Properties Liability Summary for Thibodaux, Louisiana
A premises liability lawsuit holds a homeowner responsible for any damages occurring from an injury on that individual or entity’s home. In all states, owners that occupy a home must make a sensible effort to keep a safe environment for visitors to it. Failure to keep the home safe for visitors results in “facilities liability.” Common scenarios that might give rise to properties liability lawsuits are:
- Animal and Pet Bites
- Slip and Fall Mishaps
- Harmful Home
- Negligent or Inadequate Security
- Swimming Pool Injury
- Inadequate Maintenance
- Children on Home
- Retail Store Liability
- Dining establishment Liability
What about injuries at apartment building or commercial property that is merely leased? Generally, a landlord is not responsible for the injuries of a tenant’s visitor since the tenant is presumed to be in control of the condition of the property. However, there are exceptions, such as for hidden problems, which are hidden and harmful conditions already existing when the occupant acquires the property. Another exception takes place when a proprietor carries out repairs for an occupant. The repair works must be performed in a non-negligent way.
Different states follow different rules about who may recuperate for premises liability and under which conditions. Some states concentrate on the status of the individual visiting the home to determine whether liability is appropriate. The status of a visitor in those states is generally invitee, licensee, or intruder.
Invitees and Tresspassors: Rules for Thibodaux, LA 70301
An invitee is someone welcomed onto a home for an industrial function, such as a consumer at a shopping mall. A social guest or licensee is also present on the property at the invitation or by consent of the homeowner or resident. For guests and licensees, the invitation is an implied promise that it is safe to be on the home. In some states, a various task of care is owed depending upon whether a visitor is a guest or licensee, however in other states that acknowledge these differences, the greatest responsibility of care is owed to both.

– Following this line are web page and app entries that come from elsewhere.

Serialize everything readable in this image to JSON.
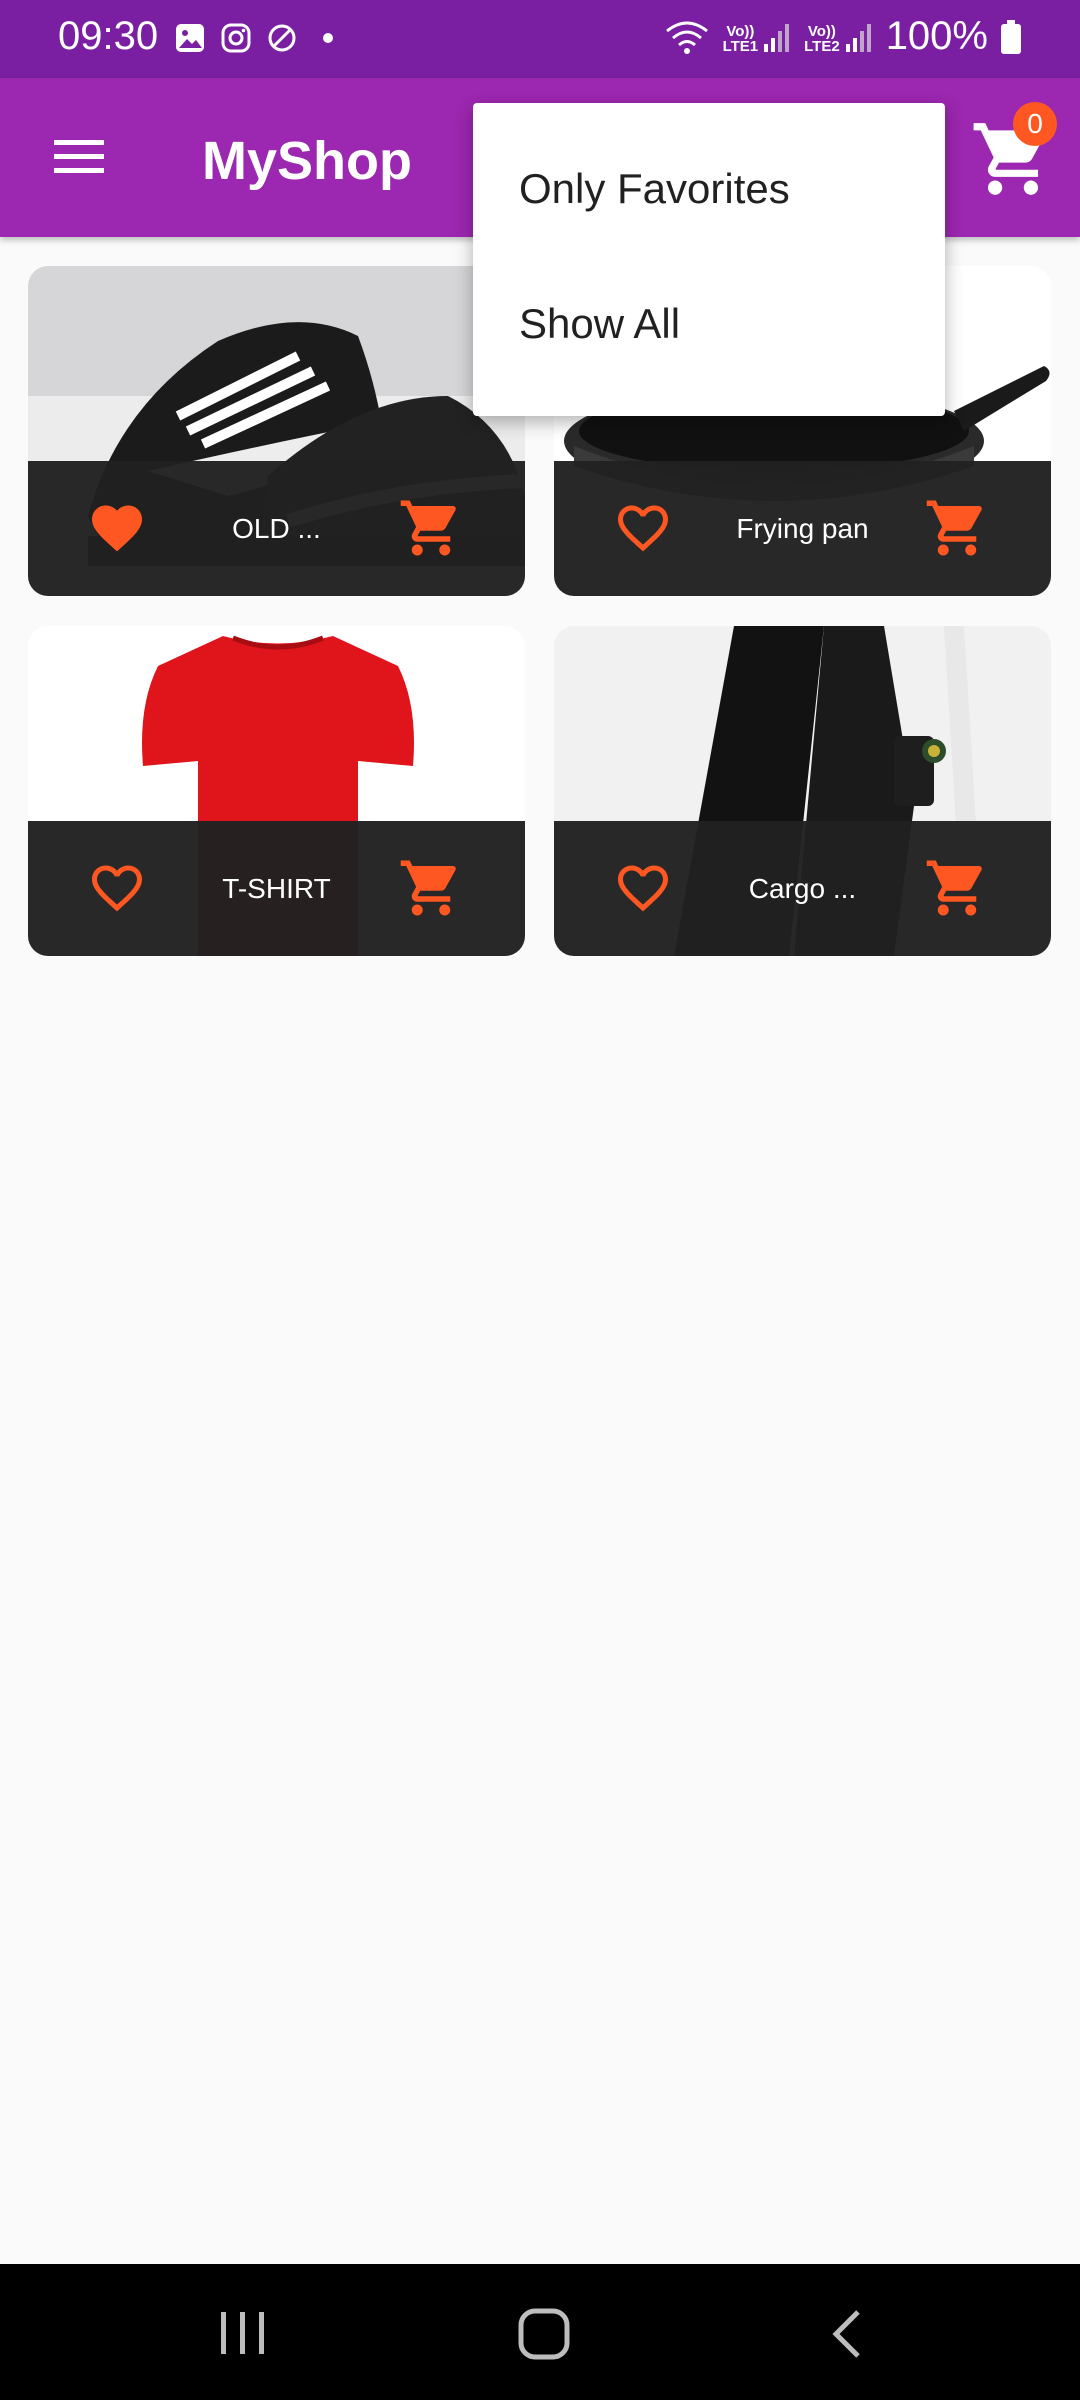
{
  "status_bar": {
    "time": "09:30",
    "sim1_label": "LTE1",
    "sim2_label": "LTE2",
    "volte": "Vo))",
    "battery": "100%"
  },
  "app_bar": {
    "title": "MyShop",
    "cart_count": "0"
  },
  "popup_menu": {
    "items": [
      {
        "label": "Only Favorites"
      },
      {
        "label": "Show All"
      }
    ]
  },
  "products": [
    {
      "title": "OLD ...",
      "favorite": true
    },
    {
      "title": "Frying pan",
      "favorite": false
    },
    {
      "title": "T-SHIRT",
      "favorite": false
    },
    {
      "title": "Cargo ...",
      "favorite": false
    }
  ],
  "colors": {
    "status_bar": "#7b1fa2",
    "app_bar": "#9c27b0",
    "accent": "#ff5722",
    "footer": "#212121"
  },
  "icons": {
    "menu": "menu-icon",
    "cart": "shopping-cart-icon",
    "favorite": "heart-icon"
  }
}
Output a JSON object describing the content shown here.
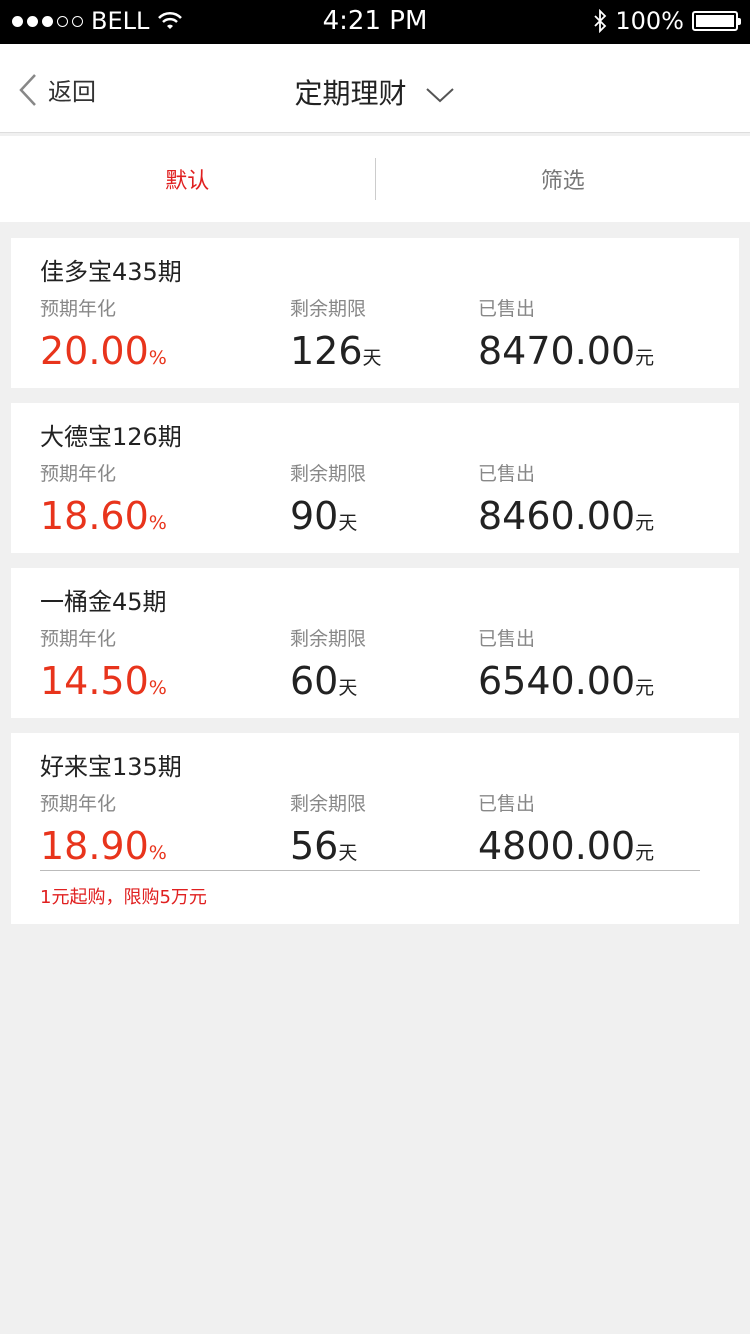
{
  "status_bar": {
    "carrier": "BELL",
    "time": "4:21 PM",
    "battery": "100%"
  },
  "nav": {
    "back_label": "返回",
    "title": "定期理财"
  },
  "tabs": [
    {
      "label": "默认",
      "active": true
    },
    {
      "label": "筛选",
      "active": false
    }
  ],
  "products": [
    {
      "name": "佳多宝435期",
      "rate_label": "预期年化",
      "rate": "20.00",
      "rate_unit": "%",
      "term_label": "剩余期限",
      "term": "126",
      "term_unit": "天",
      "sold_label": "已售出",
      "sold": "8470.00",
      "sold_unit": "元"
    },
    {
      "name": "大德宝126期",
      "rate_label": "预期年化",
      "rate": "18.60",
      "rate_unit": "%",
      "term_label": "剩余期限",
      "term": "90",
      "term_unit": "天",
      "sold_label": "已售出",
      "sold": "8460.00",
      "sold_unit": "元"
    },
    {
      "name": "一桶金45期",
      "rate_label": "预期年化",
      "rate": "14.50",
      "rate_unit": "%",
      "term_label": "剩余期限",
      "term": "60",
      "term_unit": "天",
      "sold_label": "已售出",
      "sold": "6540.00",
      "sold_unit": "元"
    },
    {
      "name": "好来宝135期",
      "rate_label": "预期年化",
      "rate": "18.90",
      "rate_unit": "%",
      "term_label": "剩余期限",
      "term": "56",
      "term_unit": "天",
      "sold_label": "已售出",
      "sold": "4800.00",
      "sold_unit": "元",
      "note": "1元起购，限购5万元"
    }
  ],
  "colors": {
    "accent_red": "#e02020",
    "rate_red": "#e8341c",
    "background": "#f0f0f0"
  }
}
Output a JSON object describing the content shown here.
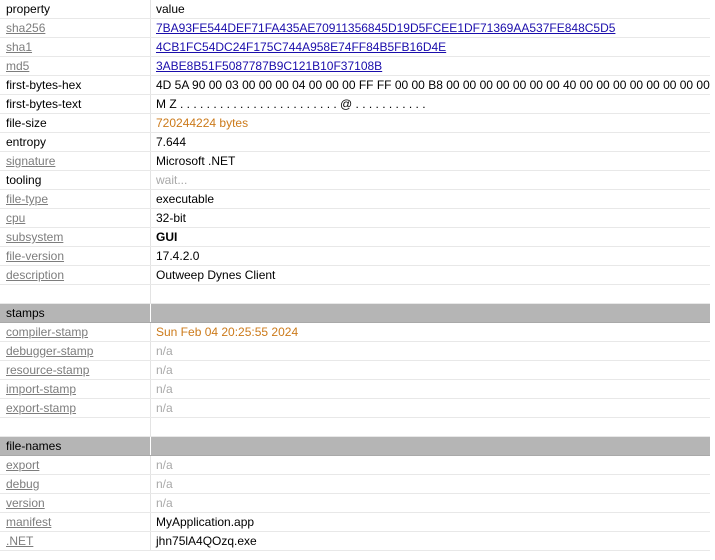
{
  "header": {
    "property": "property",
    "value": "value"
  },
  "rows": [
    {
      "key": "sha256",
      "value": "7BA93FE544DEF71FA435AE70911356845D19D5FCEE1DF71369AA537FE848C5D5"
    },
    {
      "key": "sha1",
      "value": "4CB1FC54DC24F175C744A958E74FF84B5FB16D4E"
    },
    {
      "key": "md5",
      "value": "3ABE8B51F5087787B9C121B10F37108B"
    },
    {
      "key": "first-bytes-hex",
      "value": "4D 5A 90 00 03 00 00 00 04 00 00 00 FF FF 00 00 B8 00 00 00 00 00 00 00 40 00 00 00 00 00 00 00 00"
    },
    {
      "key": "first-bytes-text",
      "value": "M Z . . . . . . . . . . . . . . . . . . . . . . . . @ . . . . . . . . . . ."
    },
    {
      "key": "file-size",
      "value": "720244224 bytes"
    },
    {
      "key": "entropy",
      "value": "7.644"
    },
    {
      "key": "signature",
      "value": "Microsoft .NET"
    },
    {
      "key": "tooling",
      "value": "wait..."
    },
    {
      "key": "file-type",
      "value": "executable"
    },
    {
      "key": "cpu",
      "value": "32-bit"
    },
    {
      "key": "subsystem",
      "value": "GUI"
    },
    {
      "key": "file-version",
      "value": "17.4.2.0"
    },
    {
      "key": "description",
      "value": "Outweep Dynes Client"
    }
  ],
  "stamps": {
    "title": "stamps",
    "rows": [
      {
        "key": "compiler-stamp",
        "value": "Sun Feb 04 20:25:55 2024"
      },
      {
        "key": "debugger-stamp",
        "value": "n/a"
      },
      {
        "key": "resource-stamp",
        "value": "n/a"
      },
      {
        "key": "import-stamp",
        "value": "n/a"
      },
      {
        "key": "export-stamp",
        "value": "n/a"
      }
    ]
  },
  "file_names": {
    "title": "file-names",
    "rows": [
      {
        "key": "export",
        "value": "n/a"
      },
      {
        "key": "debug",
        "value": "n/a"
      },
      {
        "key": "version",
        "value": "n/a"
      },
      {
        "key": "manifest",
        "value": "MyApplication.app"
      },
      {
        "key": ".NET",
        "value": "jhn75lA4QOzq.exe"
      }
    ]
  },
  "colors": {
    "link": "#1a0dab",
    "orange": "#cc7a1a",
    "muted": "#a8a8a8",
    "section_bg": "#b5b5b5"
  }
}
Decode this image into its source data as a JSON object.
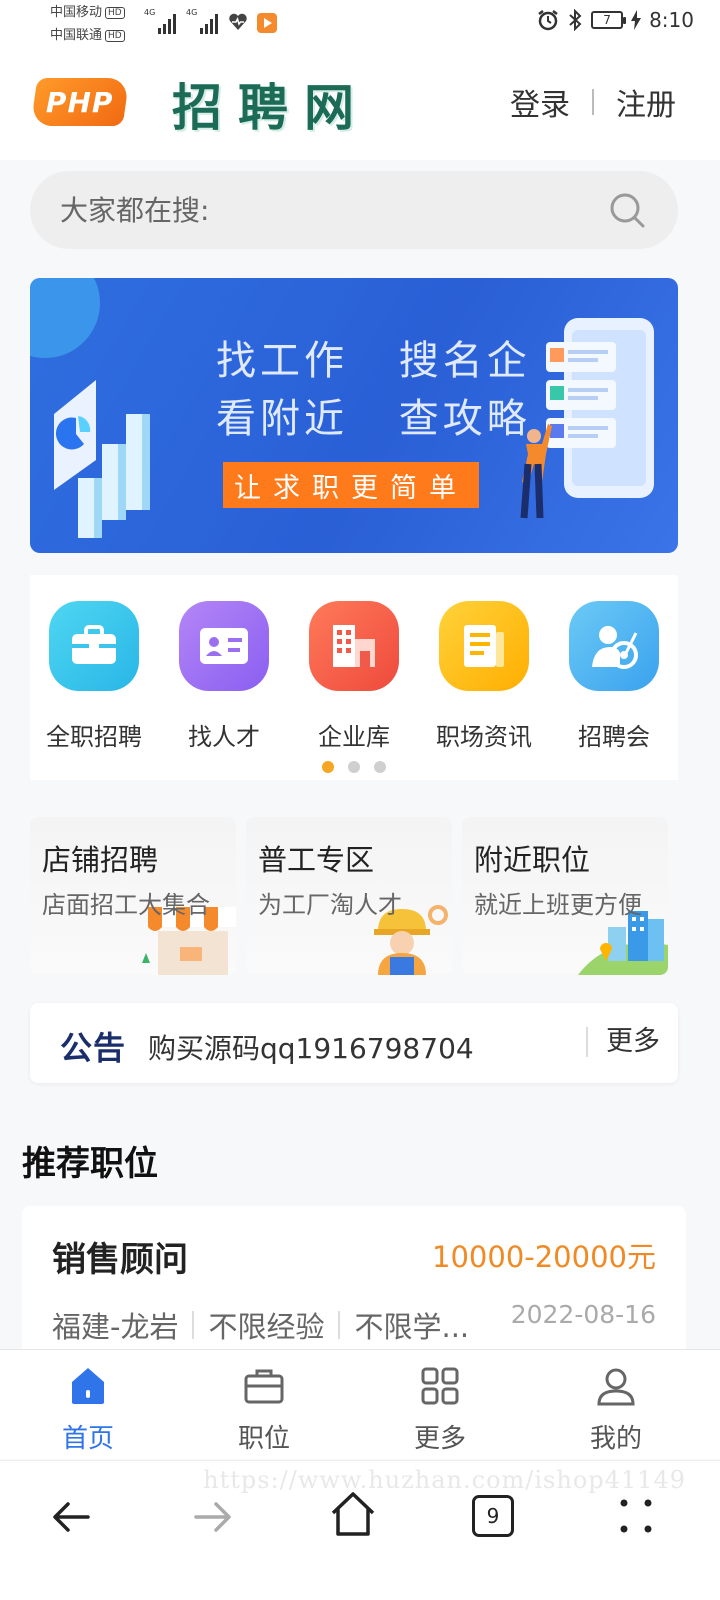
{
  "status_bar": {
    "carrier1": "中国移动",
    "carrier2": "中国联通",
    "hd": "HD",
    "network": "4G",
    "battery": "7",
    "time": "8:10"
  },
  "header": {
    "logo_text": "PHP",
    "site_name": "招聘网",
    "login": "登录",
    "register": "注册"
  },
  "search": {
    "placeholder": "大家都在搜:"
  },
  "banner": {
    "line1": "找工作 搜名企",
    "line2": "看附近 查攻略",
    "cta": "让求职更简单"
  },
  "categories": [
    {
      "label": "全职招聘",
      "icon": "briefcase-icon",
      "color": "#3fc8ec"
    },
    {
      "label": "找人才",
      "icon": "id-card-icon",
      "color": "#9a6ff0"
    },
    {
      "label": "企业库",
      "icon": "building-icon",
      "color": "#f05a4a"
    },
    {
      "label": "职场资讯",
      "icon": "news-icon",
      "color": "#ffb400"
    },
    {
      "label": "招聘会",
      "icon": "person-target-icon",
      "color": "#49b4f0"
    }
  ],
  "carousel": {
    "pages": 3,
    "current": 1
  },
  "features": [
    {
      "title": "店铺招聘",
      "subtitle": "店面招工大集合"
    },
    {
      "title": "普工专区",
      "subtitle": "为工厂淘人才"
    },
    {
      "title": "附近职位",
      "subtitle": "就近上班更方便"
    }
  ],
  "notice": {
    "tag": "公告",
    "message": "购买源码qq1916798704",
    "more": "更多"
  },
  "recommend": {
    "title": "推荐职位",
    "jobs": [
      {
        "name": "销售顾问",
        "salary": "10000-20000元",
        "location": "福建-龙岩",
        "experience": "不限经验",
        "education": "不限学...",
        "date": "2022-08-16"
      }
    ]
  },
  "tabbar": [
    {
      "label": "首页",
      "icon": "home-icon",
      "active": true
    },
    {
      "label": "职位",
      "icon": "briefcase-icon",
      "active": false
    },
    {
      "label": "更多",
      "icon": "grid-icon",
      "active": false
    },
    {
      "label": "我的",
      "icon": "user-icon",
      "active": false
    }
  ],
  "watermark": "https://www.huzhan.com/ishop41149",
  "browser_nav": {
    "tab_count": "9"
  },
  "colors": {
    "accent_blue": "#2f74e8",
    "salary_orange": "#f08a24",
    "cta_orange": "#ff7a1a",
    "brand_green": "#1b6b57"
  }
}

In many states that focus on the status of the visitor to evaluate liability, intruders who are on the home without any right to be there and who are injured are not able to recover at all. The owner or occupant should simply avoid intentionally aiming to harm the trespasser, such as by setting traps. Nevertheless, in some cases, when an owner understands it is likely there will be a trespasser, it is required to give sensible warnings of non-obvious threats to trespassers. Usually, the exception to this rule is a kid intruder, who may get included with an “attractive nuisance,” like a pool, and hence is owed a greater responsibility of care.
Stae of the Residential or commercial property; Owner’s and Visitor’s Actions, for 70301
In other states, courts focus on the state of the residential or commercial property and the owner’s and visitor’s actions. Typically, property owner and residents owe a task to keep home fairly safe and make repair works for all visitors except for trespassers. Elements that are considered when identifying the responsibility are the scenarios under which the visitor came onto the property, the nature of the property, the reasonableness of the owner or resident’s actions to repair or caution, and the foreseeability of the injury.
An owner or occupant must regularly inspect the home to discover dangerous conditions and either fix them or set up a warning so that lawful visitors are not hurt. Any owner that fails to fulfill this duty, such as by knowing of a harmful condition and cannot warn visitors, can be held liable for visitors’ injuries that result from it.
Limitations on Recuperating for Premises Liability
The majority of states follow the principles of relative fault in premises liability cases. This means an injured individual who is partially or fully responsible for what took place can not recover for damages developing from an unsafe residential or commercial property condition. A visitor has the task to use affordable care to keep himself or herself safe. To the extent the visitor cannot use sensible care, the recovery can be lowered by his/her portion of fault.
For instance, in a state following relative negligence, when a hurt individual is 10% responsible for an injury, the property owner is responsible for 90% of the injury, and the total damages are $100,000, the victim’s healing will be just $90,000. In states that follow contributing negligence, the plaintiff might be not able to recuperate at all if she or he is discovered even slightly at fault.